Dr. Forrest Bird invented the world’s first heart-lung machine in 1958. The Bird Universal Medical Respirator—inspired by aviation and informally known as “The Bird,” has been a boon to medical science. Add the fact that the good doctor invented a high-altitude regulator and an early anti G-force system, nearly killing himself while testing the suit, and you start to realize his impact.
An inventor since childhood, Bird learned to fly in his father’s GXE Waco 10 and soloed at the age of 14. Before WWII, he became an experienced pilot with an academic background in aeronautics, preparing him for entry into the Army Air Corps as a technical air training officer. After being called to active duty in 1941, and assigned to the Army Air Transport Command, he received training on almost every aircraft the Army flew, including the C-46, B-26, A-20, B-25 and B-18.
While ferrying a captured German Junkers back to the states, he became fascinated with an onboard demand oxygen breathing system designed for high altitudes. Bird studied and redesigned it. Later, he discovered that his crude prototype had been developed into a highly efficient regulator manufactured by Bendix and Aero, allowing pilots to fly higher than ever before.
As turbine aircraft came on line, pilot blackouts became an increasing concern so Bird developed a simple prototype of the modern G-suit. However, during a system test, his seat failed during a positive G load. Instantaneously, the resulting negative Gs created pressure in his cranium that led to ocular hemorrhages and a long-term but not permanent blindness.
Removed from flight status, Bird used his time to earn a medical degree because he simply “wanted to learn medicine.” He was flying again by the end of the Korean War, and became a transport pilot for air evacuation, which spurred the development of the respirator.
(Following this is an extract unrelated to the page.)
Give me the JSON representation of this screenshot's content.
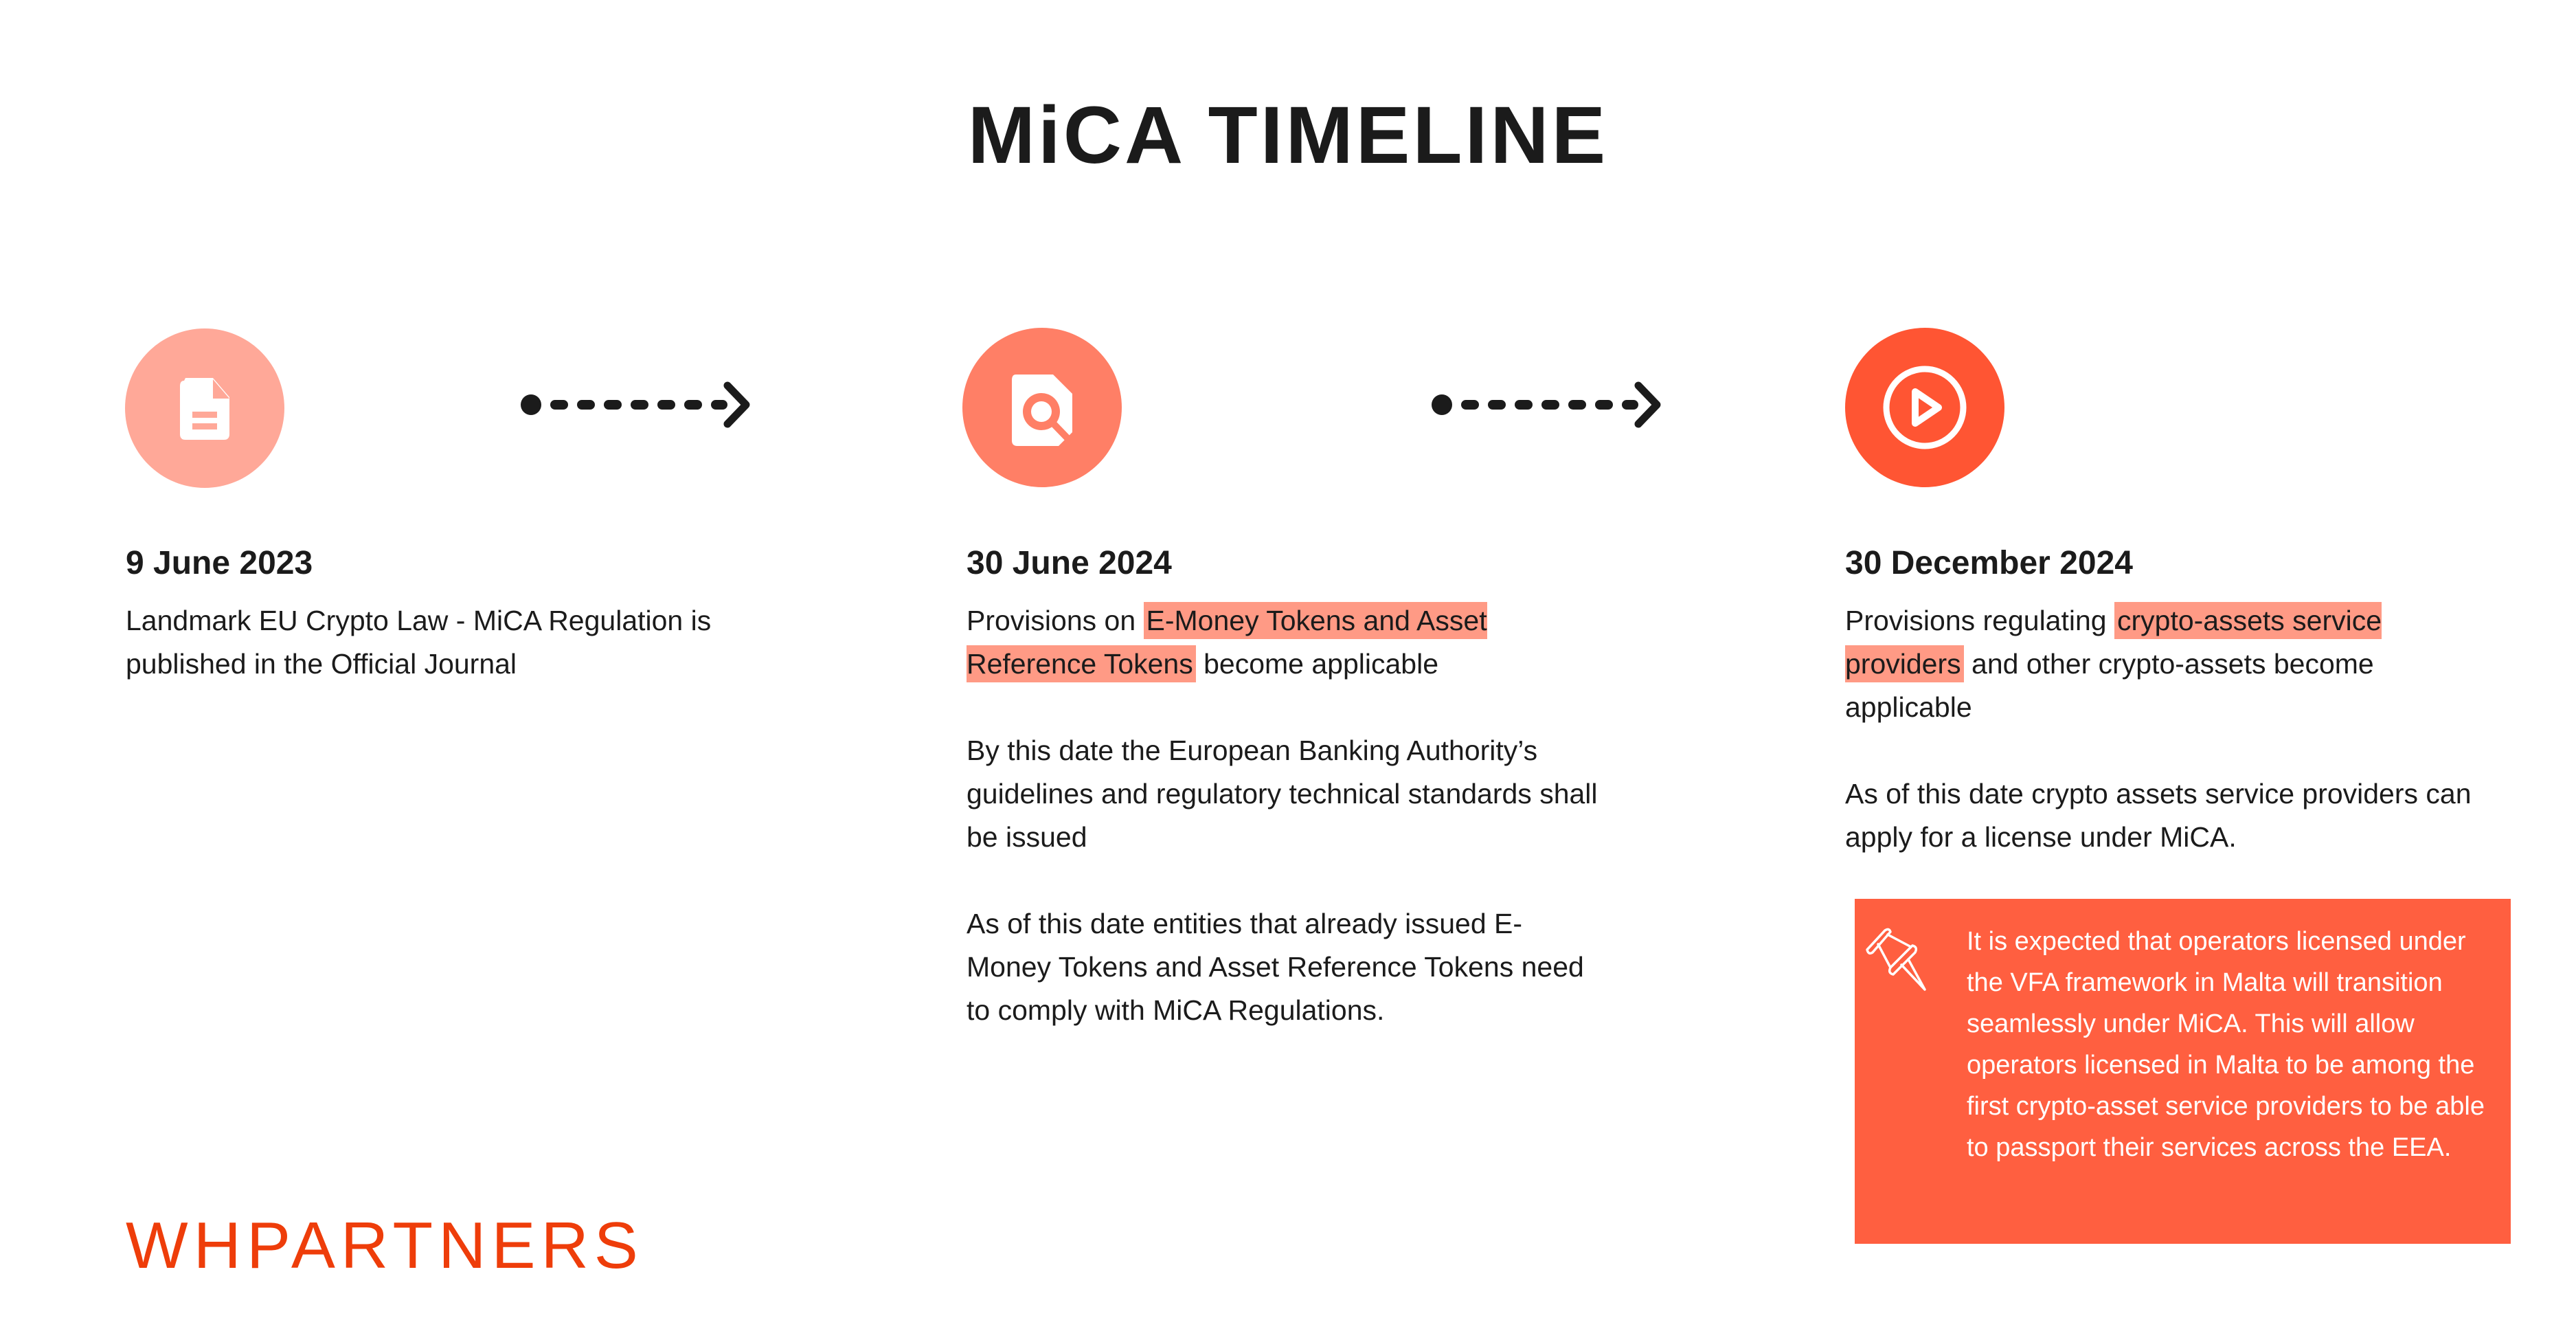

By the early 1960s, his $375 universal respirator was used in most hospitals in the world.
Through Bird Space Technologies, he continued his respirator research, and by the 1990s had moved most of his operation to his Idaho ranch, where the 20,000-hour pilot houses a collection of 18 rotary and fixed-wing aircraft.
“When I look back on my life, I realize that without my aeronautical qualifications, I couldn’t have excelled in my various pursuits,” he said. “The time spent on aviation projects has always been my reward for succeeding in my medical projects.”
Inducted into the National Inventors Hall of Fame in 1995, Bird continues to contribute to the field of pulmonary science by participating in the development of the VDA, a ventilator that permits a patient to move from room to room.